    I also told her not to worry about desserts for me. And on the day there was wonderfully lots of cheese and carrot sticks, because it took a long time for the BBQ to be ready. Thankfully I took my own non-sugar soda. Unfortuntely I didn't even know people bought sweet (ie sugar added) sparkling whites here, but I found they do! (Yuck!) But - baby steps. (I will tackle the non-sugar drink issue next year.)

    When I went up to the local firefighters doing the BBQ, and asked about the sausages and meat they knew all about my special dietary requirements - it was very nice, and very Xmas-jolly. I had lots of steak and sausies, and the excess went on the table for others to unknowingly eat low-carb. I was very very thankful to the administrator for being true to her word, and for the company for catering to those such as me.

    I am really pleased that they now really understand that I eat meat and seafood, and substitutes for high-carb fare, and am not keeping normal weighted, or able to work hard, by eating a diet of salads (which it is often assumed).

    We live in very interesting times when it comes to knowledge about nutrition, about the kind of food that is readily available and eaten en masse, and about diet's role in metabolic disease and cardio-vascular disease, gout, athrititis, and increasingly - auto immune disease such as rheumatoid arthritis. Many people get their nutritional information from the medical profession, which, as we know, is, ahem, not expert in this field, and from 'Big Food' which is very successful in informing our governments around the world, and has done since the 1970s when our food environment changed so hugely, and brought us into these 'interesting times' when it comes to food.

    That's my new year speech! :D
     
    • Like Like x 3
    • Winner Winner x 1
    • Informative Informative x 1
  16. KennyA

    KennyA Type 2 (in remission!) · Well-Known Member

    Messages:
    247
    Likes Received:
    118
    Trophy Points:
    103

    Wow. I used to work for the gummint in the UK and they never gave us anything at Xmas. We bought our own, paid for our own Xmas meal, etc. (Prediagnosis) I used to buy muffins for my team every couple of weeks, with a gluten-free blueberry muffin option for one guy with gluten intolerance. Probably helped me to diabetic BG levels, but it was the only practical way to say thanks to a lot of dedicated people. There were always loads of carbs and sugar snacks around. Retiring has helped.
     
    • Agree Agree x 1
  17. Fairygodmother

    Fairygodmother Type 1 · Well-Known Member

    Messages:
    3,722
    Likes Received:
    5,228
    Trophy Points:
    198
    When I was working, retired now, we used to contribute to a communal food fest at celebration times.
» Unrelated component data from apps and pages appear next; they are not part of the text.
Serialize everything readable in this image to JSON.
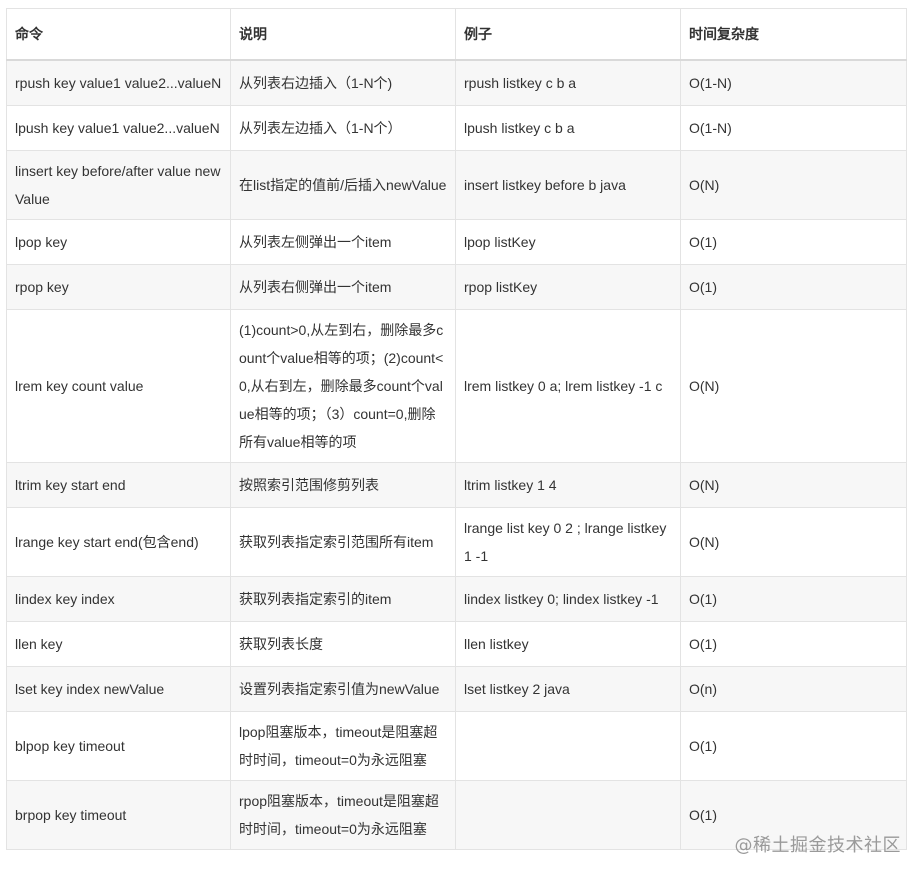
{
  "table": {
    "headers": [
      "命令",
      "说明",
      "例子",
      "时间复杂度"
    ],
    "rows": [
      [
        "rpush key value1 value2...valueN",
        "从列表右边插入（1-N个)",
        "rpush listkey c b a",
        "O(1-N)"
      ],
      [
        "lpush key value1 value2...valueN",
        "从列表左边插入（1-N个）",
        "lpush listkey c b a",
        "O(1-N)"
      ],
      [
        "linsert key before/after value newValue",
        "在list指定的值前/后插入newValue",
        "insert listkey before b java",
        "O(N)"
      ],
      [
        "lpop key",
        "从列表左侧弹出一个item",
        "lpop listKey",
        "O(1)"
      ],
      [
        "rpop key",
        "从列表右侧弹出一个item",
        "rpop listKey",
        "O(1)"
      ],
      [
        "lrem key count value",
        "(1)count>0,从左到右，删除最多count个value相等的项；(2)count<0,从右到左，删除最多count个value相等的项；（3）count=0,删除所有value相等的项",
        "lrem listkey 0 a; lrem listkey -1 c",
        "O(N)"
      ],
      [
        "ltrim key start end",
        "按照索引范围修剪列表",
        "ltrim listkey 1 4",
        "O(N)"
      ],
      [
        "lrange key start end(包含end)",
        "获取列表指定索引范围所有item",
        "lrange list key 0 2 ; lrange listkey 1 -1",
        "O(N)"
      ],
      [
        "lindex key index",
        "获取列表指定索引的item",
        "lindex listkey 0; lindex listkey -1",
        "O(1)"
      ],
      [
        "llen key",
        "获取列表长度",
        "llen listkey",
        "O(1)"
      ],
      [
        "lset key index newValue",
        "设置列表指定索引值为newValue",
        "lset listkey 2 java",
        "O(n)"
      ],
      [
        "blpop key timeout",
        "lpop阻塞版本，timeout是阻塞超时时间，timeout=0为永远阻塞",
        "",
        "O(1)"
      ],
      [
        "brpop key timeout",
        "rpop阻塞版本，timeout是阻塞超时时间，timeout=0为永远阻塞",
        "",
        "O(1)"
      ]
    ]
  },
  "watermark": "@稀土掘金技术社区"
}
I used to provide food I knew wouldn’t spike my sugars and make sure I had my share of it! I do the same now when friends meet up for an American supper. I avoid the high sugar and fat stuff others love, I just know that my beta cells aren’t like theirs.
    Management can’t really be expected to provide for every possible food need when organising bulk buying of treats. It’s a shame. Maybe you could ask in future if you could be excused from the thank you delights, say you appreciate their desire to thank you and hope they won’t be offended if you don’t eat any of it because . . .
     
  18. NicoleC1971

    NicoleC1971 Type 1 · Well-Known Member

    Messages:
    2,739
    Likes Received:
    1,694
    Trophy Points:
    198
    err we live in a carb centric world and its easy to buy cheap carby ****. Its the same for me. Lovely people bring in biscuits and chocolates. I occasionally indulged. I never expected them to bring me a tray of fine cheeses and I did feel quitely smug as they moaned about getting fat. Not that anyone had any party dresses to squeeze into!
     
    • Like Like x 1
  • Meet the Community

    Find support, connect with others, ask questions and share your experiences with people with diabetes, their carers and family.

    Did you know: 7 out of 10 people improve their understanding of diabetes within 6 months of being a Diabetes Forum member. Get the Diabetes Forum App and stay connected on iOS and Android

    Grab the app!
  • Tweet with us

  • Like us on Facebook